The accident was caused by white damp following an explosion in Lochhead Coronation Seam. Had the explosion taken place on any other day than Sunday the consequences would have been terrible, as over 100 men are employed in each of the pits and no suspicion was entertained of the presence of the dreaded white damp. Each of the three men were married. They resided in West Wemyss, and leave large families. The pit ponies are also believed to have succumbed. One of them was discovered roasted to death. [Scotsman 30 December 1907]
The Recipients Of Edward & Albert Medals - As will be seen from the Court Circular, the King yesterday at Buckingham Palace decorated nine miners and a seaman with medals for bravery. The miners who received the Edward Medal for Bravery in Mines were John Henry Thorne, Joseph Outram, Waiter Clifford, James Cranswick, James Hopwood, James Whittingham, George Dryburgh, James Dryburgh, and Morgan Howells.

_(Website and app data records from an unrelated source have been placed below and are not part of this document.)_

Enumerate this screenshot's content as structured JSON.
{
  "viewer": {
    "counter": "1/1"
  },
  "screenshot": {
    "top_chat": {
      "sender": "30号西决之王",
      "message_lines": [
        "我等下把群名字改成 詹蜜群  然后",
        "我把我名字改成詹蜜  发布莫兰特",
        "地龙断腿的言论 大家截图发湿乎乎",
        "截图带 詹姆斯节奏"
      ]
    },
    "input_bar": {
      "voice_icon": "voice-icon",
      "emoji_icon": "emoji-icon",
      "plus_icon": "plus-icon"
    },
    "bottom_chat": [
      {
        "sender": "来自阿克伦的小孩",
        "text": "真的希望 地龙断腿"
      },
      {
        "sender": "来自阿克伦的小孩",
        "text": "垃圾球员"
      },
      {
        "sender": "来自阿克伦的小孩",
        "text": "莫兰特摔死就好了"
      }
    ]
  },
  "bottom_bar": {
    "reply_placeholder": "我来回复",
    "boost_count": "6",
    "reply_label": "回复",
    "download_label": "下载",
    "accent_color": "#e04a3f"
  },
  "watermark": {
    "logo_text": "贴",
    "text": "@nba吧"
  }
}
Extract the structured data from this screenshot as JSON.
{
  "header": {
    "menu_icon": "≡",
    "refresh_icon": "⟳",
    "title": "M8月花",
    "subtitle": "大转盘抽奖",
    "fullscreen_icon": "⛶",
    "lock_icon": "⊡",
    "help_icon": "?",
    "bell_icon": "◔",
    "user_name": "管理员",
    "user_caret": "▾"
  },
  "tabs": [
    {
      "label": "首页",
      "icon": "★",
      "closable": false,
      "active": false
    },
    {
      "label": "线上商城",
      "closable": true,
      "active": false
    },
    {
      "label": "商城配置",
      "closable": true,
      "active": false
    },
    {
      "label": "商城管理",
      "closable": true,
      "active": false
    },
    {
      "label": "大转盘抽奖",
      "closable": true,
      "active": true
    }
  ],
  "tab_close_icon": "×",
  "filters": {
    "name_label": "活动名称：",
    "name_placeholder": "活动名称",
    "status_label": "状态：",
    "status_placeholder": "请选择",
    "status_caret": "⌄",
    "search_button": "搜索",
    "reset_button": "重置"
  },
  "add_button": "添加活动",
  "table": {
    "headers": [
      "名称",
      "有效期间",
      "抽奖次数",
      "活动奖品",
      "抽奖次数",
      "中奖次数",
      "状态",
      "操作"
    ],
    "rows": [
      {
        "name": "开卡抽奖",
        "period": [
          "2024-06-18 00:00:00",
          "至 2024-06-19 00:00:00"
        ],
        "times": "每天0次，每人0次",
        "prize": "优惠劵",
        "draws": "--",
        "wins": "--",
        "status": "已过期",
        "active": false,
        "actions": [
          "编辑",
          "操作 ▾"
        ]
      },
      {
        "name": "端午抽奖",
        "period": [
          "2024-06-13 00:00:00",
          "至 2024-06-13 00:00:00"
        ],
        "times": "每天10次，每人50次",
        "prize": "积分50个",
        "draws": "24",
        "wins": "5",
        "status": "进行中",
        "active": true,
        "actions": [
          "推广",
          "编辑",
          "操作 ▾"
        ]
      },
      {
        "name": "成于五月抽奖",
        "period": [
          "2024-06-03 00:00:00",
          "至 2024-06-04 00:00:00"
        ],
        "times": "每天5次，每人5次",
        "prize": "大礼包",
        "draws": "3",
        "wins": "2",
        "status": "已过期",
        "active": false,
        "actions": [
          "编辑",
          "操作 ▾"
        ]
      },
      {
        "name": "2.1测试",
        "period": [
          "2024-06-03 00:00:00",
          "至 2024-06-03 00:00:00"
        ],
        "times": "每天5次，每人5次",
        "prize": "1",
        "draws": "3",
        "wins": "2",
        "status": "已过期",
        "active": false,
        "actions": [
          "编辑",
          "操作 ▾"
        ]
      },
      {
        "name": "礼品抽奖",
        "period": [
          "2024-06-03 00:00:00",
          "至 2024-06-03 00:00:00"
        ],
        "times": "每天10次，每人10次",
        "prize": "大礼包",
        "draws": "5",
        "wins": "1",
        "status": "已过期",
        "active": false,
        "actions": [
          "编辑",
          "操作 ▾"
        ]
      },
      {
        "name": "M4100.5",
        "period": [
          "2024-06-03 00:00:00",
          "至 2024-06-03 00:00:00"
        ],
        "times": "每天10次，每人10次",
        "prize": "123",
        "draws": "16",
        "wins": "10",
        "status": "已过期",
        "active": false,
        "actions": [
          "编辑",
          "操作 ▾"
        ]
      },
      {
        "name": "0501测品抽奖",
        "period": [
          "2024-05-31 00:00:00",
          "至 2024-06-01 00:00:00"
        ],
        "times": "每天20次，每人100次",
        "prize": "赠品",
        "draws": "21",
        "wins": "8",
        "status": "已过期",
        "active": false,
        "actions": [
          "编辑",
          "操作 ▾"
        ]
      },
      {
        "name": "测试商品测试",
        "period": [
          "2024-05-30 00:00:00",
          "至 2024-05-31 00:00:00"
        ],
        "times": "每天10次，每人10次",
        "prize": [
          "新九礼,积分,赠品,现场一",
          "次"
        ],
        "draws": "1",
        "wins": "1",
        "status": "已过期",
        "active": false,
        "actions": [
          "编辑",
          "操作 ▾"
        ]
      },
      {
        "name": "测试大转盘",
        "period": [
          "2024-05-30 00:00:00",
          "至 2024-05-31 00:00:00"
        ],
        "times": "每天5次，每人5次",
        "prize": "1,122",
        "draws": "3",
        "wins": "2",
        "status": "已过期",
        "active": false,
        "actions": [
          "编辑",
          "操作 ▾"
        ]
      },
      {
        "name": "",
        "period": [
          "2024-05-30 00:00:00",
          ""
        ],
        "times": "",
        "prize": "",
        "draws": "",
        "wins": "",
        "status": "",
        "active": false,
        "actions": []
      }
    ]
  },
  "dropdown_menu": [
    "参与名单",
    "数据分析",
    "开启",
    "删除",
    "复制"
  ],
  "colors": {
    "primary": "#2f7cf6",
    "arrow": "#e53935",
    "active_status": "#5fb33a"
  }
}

In respect of the two Dryburghs who although bearing the same name are not related, they are the first recipients from Scotland of Edward medals. They were engaged at the Wemyss Collieries, East Fife, on December 29 last, when a fire broke out. The two men descended the shaft to rescue their comrades, several of whom perished in the disaster. George Dryburgh was overcome by the fumes and James Dryburgh dragged him along the passage and held him in the cage until the surface was reached. Subsequently other men went down the shaft, and the jury at the inquest recommended eight miners' names for the medal. The Home Secretary, in conference with the Inspector of Mines in the district, finally selected the two Dryburghs for the honour. [The Times 22 July 1908]